Boston Marathon bombs
On April 15, 2013, two bomb blasts rocked the annual Boston Marathon, injuring more than 170 people and killing three others: Martin Richard, 8; Krystle Campbell, 29; and Lu Lingzu, 23, a Chinese student at Boston University. The suspects later forced a standoff with authorities. They were identified as two ethnic Chechen brothers from southern Russia who had been in the US for about a decade, 19-year-old Dzhokhar Tsarnaev and his 26-year-old brother, Tamerlan, who died in the gun battle. Dzhokhar was arrested on April 19, 2013.
Chinese student in coma after Boston Marathon bombings
Girl among more than 100 injured in bombings
One female student from China is in a coma after suffering serious injuries in the Boston Marathon bombings, China's official Xinhua News Agency has reported quoting an unnamed official from the Chinese consulate in New York.
The woman, who was named by Xinhua as Zhou Danling, is a graduate student at Boston University, the American Chinese-language newspaper Qiaobao reported. Her mother had asked for the consulate's help in facilitating her journey to the US.
Boston University has confirmed on its website that an unidentified student is being treated at its Boston Medical Center. The student is said to be in stable condition.
The Chinese consulate in Boston had told Xinhua that the female student was injured and in a coma. Zhou is a graduate of Wuhan University in central China, and currently a student at Boston University in actuarial science, according to a Xinhua report.
No runner by her name is listed in the marathon organiser's registry of participants.
At least 86 registered runners in the marathon were from mainland China, Hong Kong and Taiwan, according to website. Of these, 44 registered China as their country of citizenship, 35 Hong Kong, and 7 Taiwan.
There have been no reports of Hong Kong residents being injured in the bombings. All Taiwanese participants have been reported as unharmed.
The two bombs ripped through the crowd at the finish line of the Boston Marathon on Monday, killing three people and injuring more than 100 in what a White House official said would be treated as an “act of terror”.
It was the worst bombing on US soil since security was tightened after the attacks of September 11, 2001, and President Barack Obama promised to hunt down whoever was responsible for the attack on a day when tens of thousands of spectators packed the streets to watch the world-famous race.
Massachusetts Governor Deval Patrick said more than 100 people were injured in the explosions as the FBI said it would take the lead in the investigations.
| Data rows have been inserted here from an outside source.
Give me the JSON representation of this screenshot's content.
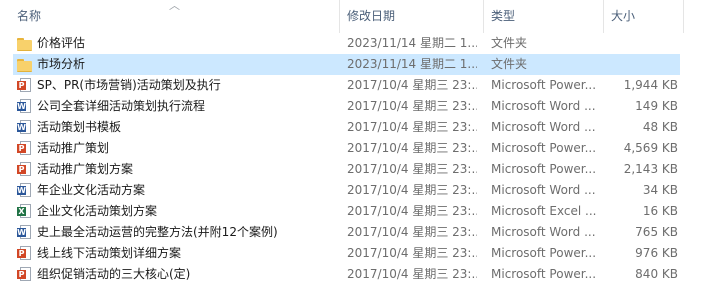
{
  "columns": {
    "name": "名称",
    "date": "修改日期",
    "type": "类型",
    "size": "大小"
  },
  "rows": [
    {
      "icon": "folder",
      "name": "价格评估",
      "date": "2023/11/14 星期二 1...",
      "type": "文件夹",
      "size": ""
    },
    {
      "icon": "folder",
      "name": "市场分析",
      "date": "2023/11/14 星期二 1...",
      "type": "文件夹",
      "size": "",
      "selected": true
    },
    {
      "icon": "ppt",
      "name": "SP、PR(市场营销)活动策划及执行",
      "date": "2017/10/4 星期三 23:...",
      "type": "Microsoft Power...",
      "size": "1,944 KB"
    },
    {
      "icon": "word",
      "name": "公司全套详细活动策划执行流程",
      "date": "2017/10/4 星期三 23:...",
      "type": "Microsoft Word ...",
      "size": "149 KB"
    },
    {
      "icon": "word",
      "name": "活动策划书模板",
      "date": "2017/10/4 星期三 23:...",
      "type": "Microsoft Word ...",
      "size": "48 KB"
    },
    {
      "icon": "ppt",
      "name": "活动推广策划",
      "date": "2017/10/4 星期三 23:...",
      "type": "Microsoft Power...",
      "size": "4,569 KB"
    },
    {
      "icon": "ppt",
      "name": "活动推广策划方案",
      "date": "2017/10/4 星期三 23:...",
      "type": "Microsoft Power...",
      "size": "2,143 KB"
    },
    {
      "icon": "word",
      "name": "年企业文化活动方案",
      "date": "2017/10/4 星期三 23:...",
      "type": "Microsoft Word ...",
      "size": "34 KB"
    },
    {
      "icon": "excel",
      "name": "企业文化活动策划方案",
      "date": "2017/10/4 星期三 23:...",
      "type": "Microsoft Excel ...",
      "size": "16 KB"
    },
    {
      "icon": "word",
      "name": "史上最全活动运营的完整方法(并附12个案例)",
      "date": "2017/10/4 星期三 23:...",
      "type": "Microsoft Word ...",
      "size": "765 KB"
    },
    {
      "icon": "ppt",
      "name": "线上线下活动策划详细方案",
      "date": "2017/10/4 星期三 23:...",
      "type": "Microsoft Power...",
      "size": "976 KB"
    },
    {
      "icon": "ppt",
      "name": "组织促销活动的三大核心(定)",
      "date": "2017/10/4 星期三 23:...",
      "type": "Microsoft Power...",
      "size": "840 KB"
    }
  ]
}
Of the 23,326 runners who started the race on Monday, 17,584 finished before the blast, marathon officials said. Runners were diverted before officials brought the marathon to a halt.